Published 4/1/2011
Shepard R. Hurwitz, MD; Stephen Albanese, MD

ABOS Certification: The basics

Board certification in orthopaedic surgery has been a tradition since 1934, when the first certificates were awarded by the American Board of Orthopaedic Surgery (ABOS). The process of certification has changed greatly in the following years but the mission of the ABOS has not changed.

The ABOS certifies surgeons to “serve the best interests of the public and the medical profession.” The original intent of that mission statement was to show the public that a Board-certified orthopaedic surgeon had met the minimum standards of education, training, and competence. This is important to ensuring the quality of medical service—an effort that begins in American medical schools, continues through graduate medical education (residency and fellowship), and flows throughout the independent practice of the surgeon.

Current requirements
Currently, certification by the ABOS requires that the individual achieve passing scores on a computer-based exam that is mostly knowledge-oriented, followed by an oral exam that is practice-based. Candidates who pass the part I (knowledge) exam are considered “Board-eligible”; candidates who pass the part II exam are certified for 10 years.

In the United States, the process requires completion of an orthopaedic residency program accredited by the Accreditation Council for Graduate Medical Education, or completion of an orthopaedic residency in Canada with achievement of certification by the Canadian Royal College. Internationally trained orthopaedists are not eligible for ABOS certification unless they are found to be compliant with the Distinguished Scholars Pathway.

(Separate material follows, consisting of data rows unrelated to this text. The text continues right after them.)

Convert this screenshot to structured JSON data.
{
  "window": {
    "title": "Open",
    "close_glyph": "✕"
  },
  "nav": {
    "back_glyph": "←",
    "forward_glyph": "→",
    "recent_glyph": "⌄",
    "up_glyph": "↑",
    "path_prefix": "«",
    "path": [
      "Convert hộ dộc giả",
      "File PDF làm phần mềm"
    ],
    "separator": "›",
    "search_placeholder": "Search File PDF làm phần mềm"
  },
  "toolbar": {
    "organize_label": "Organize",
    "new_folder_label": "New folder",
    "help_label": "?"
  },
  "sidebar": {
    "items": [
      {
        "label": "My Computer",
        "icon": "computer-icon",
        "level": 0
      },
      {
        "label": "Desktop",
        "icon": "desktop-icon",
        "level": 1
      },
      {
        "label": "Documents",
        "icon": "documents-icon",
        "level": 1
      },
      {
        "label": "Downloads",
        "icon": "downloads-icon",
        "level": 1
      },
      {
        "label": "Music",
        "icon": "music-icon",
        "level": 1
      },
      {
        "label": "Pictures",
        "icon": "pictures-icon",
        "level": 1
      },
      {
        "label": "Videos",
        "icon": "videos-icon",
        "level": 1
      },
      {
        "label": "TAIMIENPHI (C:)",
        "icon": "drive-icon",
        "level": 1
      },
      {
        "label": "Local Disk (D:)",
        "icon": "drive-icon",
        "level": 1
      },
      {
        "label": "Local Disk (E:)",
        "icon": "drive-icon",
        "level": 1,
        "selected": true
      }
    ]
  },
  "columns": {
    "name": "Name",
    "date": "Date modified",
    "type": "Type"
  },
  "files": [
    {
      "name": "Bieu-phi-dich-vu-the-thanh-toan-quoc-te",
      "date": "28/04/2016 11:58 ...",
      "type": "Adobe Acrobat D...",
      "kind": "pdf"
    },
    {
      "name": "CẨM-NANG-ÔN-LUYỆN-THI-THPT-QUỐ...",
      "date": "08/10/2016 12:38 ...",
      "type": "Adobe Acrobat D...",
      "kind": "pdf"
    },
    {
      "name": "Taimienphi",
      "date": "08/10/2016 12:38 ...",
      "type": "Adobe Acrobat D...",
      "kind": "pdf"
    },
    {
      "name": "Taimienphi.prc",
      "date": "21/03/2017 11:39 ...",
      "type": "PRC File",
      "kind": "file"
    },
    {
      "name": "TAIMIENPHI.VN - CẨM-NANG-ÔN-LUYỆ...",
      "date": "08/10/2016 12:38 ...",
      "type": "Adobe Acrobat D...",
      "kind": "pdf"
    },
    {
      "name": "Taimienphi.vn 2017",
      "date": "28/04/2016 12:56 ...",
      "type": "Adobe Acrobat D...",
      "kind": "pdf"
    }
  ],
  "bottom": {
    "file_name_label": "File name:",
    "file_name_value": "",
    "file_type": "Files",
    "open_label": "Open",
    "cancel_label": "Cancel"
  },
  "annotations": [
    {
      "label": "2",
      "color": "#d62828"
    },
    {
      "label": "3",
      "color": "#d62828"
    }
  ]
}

ABOS certification is voluntary and “does not confer any rights on its diplomates, nor does it purport to direct licensed physicians in any way in the conduct of their professional duties or lives.” Despite this disclaimer, certification has taken on a meaningful role in the professional lives and practices of both diplomates (those who are certified) and nondiplomates (those who are not certified).

For example, active membership in the AAOS and many orthopaedic specialty societies is dependent upon the applicant’s achievement of Board certification. Hospital credentials, group or health system hiring, group insurance contracts, and faculty positions at teaching institutions may also require Board certification.

The ABOS has no influence or control over the uses of Board certification in society. The meaning of certification remains very much as it was at its founding in 1934: a means of gaining trust from the public that someone who claimed to be an orthopaedic surgeon had indeed met the requirements of training and education and passed a review process and a thorough examination demonstrating the knowledge and skill expected of an orthopaedic surgeon.

Today, pressure from external sources is being exerted to make certification a mark of quality above and beyond its recognition of achievement for the orthopaedic surgeon. The quality movement is much like the certification movement in the 1930s that created the ABOS and many other specialty boards (24 such boards are partners in the American Board of Medical Specialties).

Evidence indicates that the public (our patients) does not understand the meaning of Board certification and confuses certification with licensure or surgical privileges. Certification is still relevant today and will continue to be important to the safe practice of orthopaedic surgery for the foreseeable future. The process of certification and maintenance of certification may change, but the primary goal is still to assure our patients and fellow physicians that Board-certified means trustworthiness, competence, and skill in treating musculoskeletal injuries, conditions, and developmental disorders.

Part II requirement change
Recently, the ABOS changed the practice requirements for the Part II oral exam. Under the old rules, candidates were required to practice for 22 months prior to taking the exam. The following new requirements begin with the 2012 exam:

  1. The applicant must be continuously and actively engaged in the practice of operative orthopaedic surgery, other than as a resident or fellow (or equivalent), for at least 20 full calendar months in one location immediately prior to the Part II examination. An applicant must have started practice and been granted hospital admitting and surgical privileges on or before November 1, 2010, to qualify for the 2012 Part II exam.
  2. A change in practice location, hospital surgical staff privileges, and/or practice association during the 20 full calendar months may result in deferral. The practice must be located in the United States or its territories, Canada, or a United States service installation.
  3. To satisfy the requirements in Sections 1 and 2 above, the applicant’s practice must include hospital admitting and surgical privileges (temporary privileges acceptable) for the 20 full calendar months immediately prior to the Part II examination and continue through the date of the examination. The practice must allow independent decision-making in matters of patient care.

More information is available at www.abos.org

Shepard R. Hurwitz, MD, is executive director of the ABOS and can be reached at hurwitz@abos.org

Stephen Albanese, MD, is a member of the ABOS board of directors. He can be reached at albaness@upstate.edu